Humanitarian, singer, actress, activist, model and mother, Cynthia Basinet is running for office this Christmas. Not really, but she sure could. For now she celebrates the 10th anniversary of her hit single “Santa Baby”.
The Christmas classic, originally sung by Eartha Kitt in 1953, has been covered countless times.One of the most notable renditions is Marilyn Monroe’s.
CORRECTION: Fans of the download and of the Xmas homemade compilation, kindly correct the misprint in your repertoire. A surprise to many, the version is Miss Basinet’s 1997 recording often wrongly credited to Monroe who never recorded the tune.
Aside from being famous for her ties to jolly old St. Nick, the fiery bombshell made a name for herself as a model and an actress. But it’s her voice that has garnered acclaim.
A voice can be a terrible thing to waste and Basinet lives by that thought. Using her voice she has become determined to bring awareness and attention to West Sahara refugees. One step further, the sultry songstress visited Africa to lend a physical hand where she could. In 2005 her efforts were recognized when she was nominated for a Nobel Peace Prize.
With 2007 coming to an end, the artist continues to use the internet to make her music accessible to fans. She has independently released her EP Uncovered bypassing music industry red tape and restrictions. For Basinet, releasing music online just seems appropriate. After all, it’s where her “Santa Baby” was born.
You have a new EP now available online?
It’s called Uncovered. It started with a single and we put three more. Most people download songs by two anyway. The first song is “Blue Moon” revisited but kept as a smooth standard with a flute duet in it. “Going Out Of My Head” has a great beat and is hip and contemporary. The last one is “Sweet Dreams” a cover of Patsy Cline’s cover. It’s a little more country, not because I’m trying to cross over but because it’s one of my favourite songs
What was it about jazz that pulled you in?
I was raised playing instruments. One was the flute and the other the sax. With the sax I learned jazz and the flute I learned classical. It was just as natural as breathing. Jazz just did it … There was always some jazz in the background. When I started paying attention, I remember Billy Holiday’s “Strange Fruit”.

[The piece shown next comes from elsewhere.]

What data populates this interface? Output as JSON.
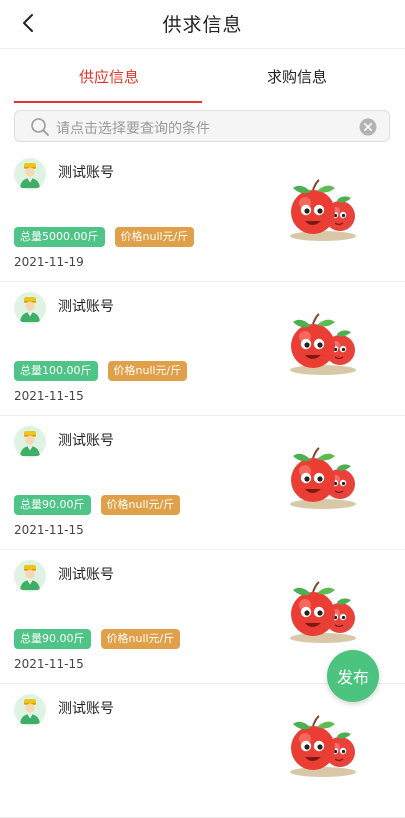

How do you define jazz to a new generation?
Jazz is America’s roots. It’s rooted in trouble, it’s rooted in drugs, in self-expression, in love. It gets into people’s minds and into their hearts. Jazz is America’s heart beat.
Do you think jazz is a timeless genre of music that will be around forever?
I’ve come to realize that when I was singing, somehow I thought jazz was popular. I didn’t really think, “Oh, I’m competing against hiphop, this and that.” I think it’s time it becomes the pop music of today! Soul is being reinvented like Amy Winehouse’s “Rehab”. Jazz is like apple pie or a nice down comforter to get under when it’s cold. It’s something you always return to. I think it will be around until the end of time. Until water comes and floods us over we’re gonna be singin’ the jazz!
A lot of jazz artists today make their claim to fame off cover songs. Why do you think that is?
Now as a jazz artist like Madeleine Peyroux or Sophie Milman you do not only have to compete with today’s artists you have to compete with the past. In jazz it seems much easier to market a cover song like my versions of “Tea for Two” and “Santa Baby” than new material. If you’re a singer, if you’re telling a story and if you’re doing it right, it’s more than a cover. It’s going to be reinvented.
Tell us about the world renowned “Santa Baby”.
“Santa Baby” is what set me on this path. It’s odd when you dig up something that you think is not that known and you see a year afterwards more artists singing it. I recorded the song as a gift and a Christmas card. I was inspired by Eartha Kitt’s version. So many people, mostly because of illegal downloading, all think my cover is Marilyn Monroe. I recorded it in 1997. Then other artists like Kylie Minogue and the Pussycat Dolls popularized the song to a real extreme and now we have all these people dressing up in a blonde wig and doing the mannerisms of Marilyn at Christmas.
Having your cover be mistakenly credited to someone who never recorded it can’t be much fun.
It’s the entertainment business, what do you want! Now if you do a really good cover song, everybody covers it. No one touched Bing Crosby’s “White Christmas” it wasn’t rerecorded for 50 years!
Do you relate to the vixen singing out that Christmas list in “Santa Baby”?
When I sang Santa Baby, it was a gift to somebody. I mean I was kinda hoping for a light blue convertible. (Laughs) But I felt that it wasn’t about a gold digger the way everyone feels about the song. I saw “Santa Baby” as, “Help, give back.” As a woman it’s hard to keep looking good, exercise, do your nails and your hair while we’re also a lawyer, this or that and bring home the bacon, clean the house and raise the kids. You’re Santa, baby. Hit a sister up!